-- Task description --
Reproduce all the data, character for character.

Records to process: Begin

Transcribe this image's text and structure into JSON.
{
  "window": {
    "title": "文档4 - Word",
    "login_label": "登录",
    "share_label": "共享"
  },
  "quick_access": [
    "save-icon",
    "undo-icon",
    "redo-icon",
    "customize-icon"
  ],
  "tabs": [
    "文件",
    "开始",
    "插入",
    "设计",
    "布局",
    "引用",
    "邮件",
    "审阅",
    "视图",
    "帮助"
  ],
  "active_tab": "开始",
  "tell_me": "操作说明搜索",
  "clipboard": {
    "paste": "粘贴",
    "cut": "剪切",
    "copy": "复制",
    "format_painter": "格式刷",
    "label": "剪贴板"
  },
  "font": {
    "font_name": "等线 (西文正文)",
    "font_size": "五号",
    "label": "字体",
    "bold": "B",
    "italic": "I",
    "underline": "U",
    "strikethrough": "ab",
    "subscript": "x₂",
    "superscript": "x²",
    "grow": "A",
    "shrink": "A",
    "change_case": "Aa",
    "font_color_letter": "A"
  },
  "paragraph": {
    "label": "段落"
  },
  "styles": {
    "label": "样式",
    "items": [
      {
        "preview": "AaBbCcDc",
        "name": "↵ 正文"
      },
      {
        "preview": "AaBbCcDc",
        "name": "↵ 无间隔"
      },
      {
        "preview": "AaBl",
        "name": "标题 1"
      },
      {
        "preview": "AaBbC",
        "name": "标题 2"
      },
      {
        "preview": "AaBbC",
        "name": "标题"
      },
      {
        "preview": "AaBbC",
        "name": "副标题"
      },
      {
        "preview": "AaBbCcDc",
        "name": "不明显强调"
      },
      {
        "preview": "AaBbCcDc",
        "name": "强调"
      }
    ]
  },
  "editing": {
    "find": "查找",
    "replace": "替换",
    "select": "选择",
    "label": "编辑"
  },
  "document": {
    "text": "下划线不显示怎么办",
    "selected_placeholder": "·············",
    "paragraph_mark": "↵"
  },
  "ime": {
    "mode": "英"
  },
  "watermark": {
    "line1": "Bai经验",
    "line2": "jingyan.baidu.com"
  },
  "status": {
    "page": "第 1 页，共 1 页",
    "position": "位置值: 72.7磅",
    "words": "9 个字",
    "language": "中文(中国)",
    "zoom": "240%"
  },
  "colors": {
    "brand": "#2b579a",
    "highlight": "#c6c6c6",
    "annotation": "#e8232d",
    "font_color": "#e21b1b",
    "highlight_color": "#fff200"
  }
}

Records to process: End

-- Answer space --
Transcribe this image's text and structure into JSON.
{
  "window": {
    "title": "文档4 - Word",
    "login_label": "登录",
    "share_label": "共享"
  },
  "quick_access": [
    "save-icon",
    "undo-icon",
    "redo-icon",
    "customize-icon"
  ],
  "tabs": [
    "文件",
    "开始",
    "插入",
    "设计",
    "布局",
    "引用",
    "邮件",
    "审阅",
    "视图",
    "帮助"
  ],
  "active_tab": "开始",
  "tell_me": "操作说明搜索",
  "clipboard": {
    "paste": "粘贴",
    "cut": "剪切",
    "copy": "复制",
    "format_painter": "格式刷",
    "label": "剪贴板"
  },
  "font": {
    "font_name": "等线 (西文正文)",
    "font_size": "五号",
    "label": "字体",
    "bold": "B",
    "italic": "I",
    "underline": "U",
    "strikethrough": "ab",
    "subscript": "x₂",
    "superscript": "x²",
    "grow": "A",
    "shrink": "A",
    "change_case": "Aa",
    "font_color_letter": "A"
  },
  "paragraph": {
    "label": "段落"
  },
  "styles": {
    "label": "样式",
    "items": [
      {
        "preview": "AaBbCcDc",
        "name": "↵ 正文"
      },
      {
        "preview": "AaBbCcDc",
        "name": "↵ 无间隔"
      },
      {
        "preview": "AaBl",
        "name": "标题 1"
      },
      {
        "preview": "AaBbC",
        "name": "标题 2"
      },
      {
        "preview": "AaBbC",
        "name": "标题"
      },
      {
        "preview": "AaBbC",
        "name": "副标题"
      },
      {
        "preview": "AaBbCcDc",
        "name": "不明显强调"
      },
      {
        "preview": "AaBbCcDc",
        "name": "强调"
      }
    ]
  },
  "editing": {
    "find": "查找",
    "replace": "替换",
    "select": "选择",
    "label": "编辑"
  },
  "document": {
    "text": "下划线不显示怎么办",
    "selected_placeholder": "·············",
    "paragraph_mark": "↵"
  },
  "ime": {
    "mode": "英"
  },
  "watermark": {
    "line1": "Bai经验",
    "line2": "jingyan.baidu.com"
  },
  "status": {
    "page": "第 1 页，共 1 页",
    "position": "位置值: 72.7磅",
    "words": "9 个字",
    "language": "中文(中国)",
    "zoom": "240%"
  },
  "colors": {
    "brand": "#2b579a",
    "highlight": "#c6c6c6",
    "annotation": "#e8232d",
    "font_color": "#e21b1b",
    "highlight_color": "#fff200"
  }
}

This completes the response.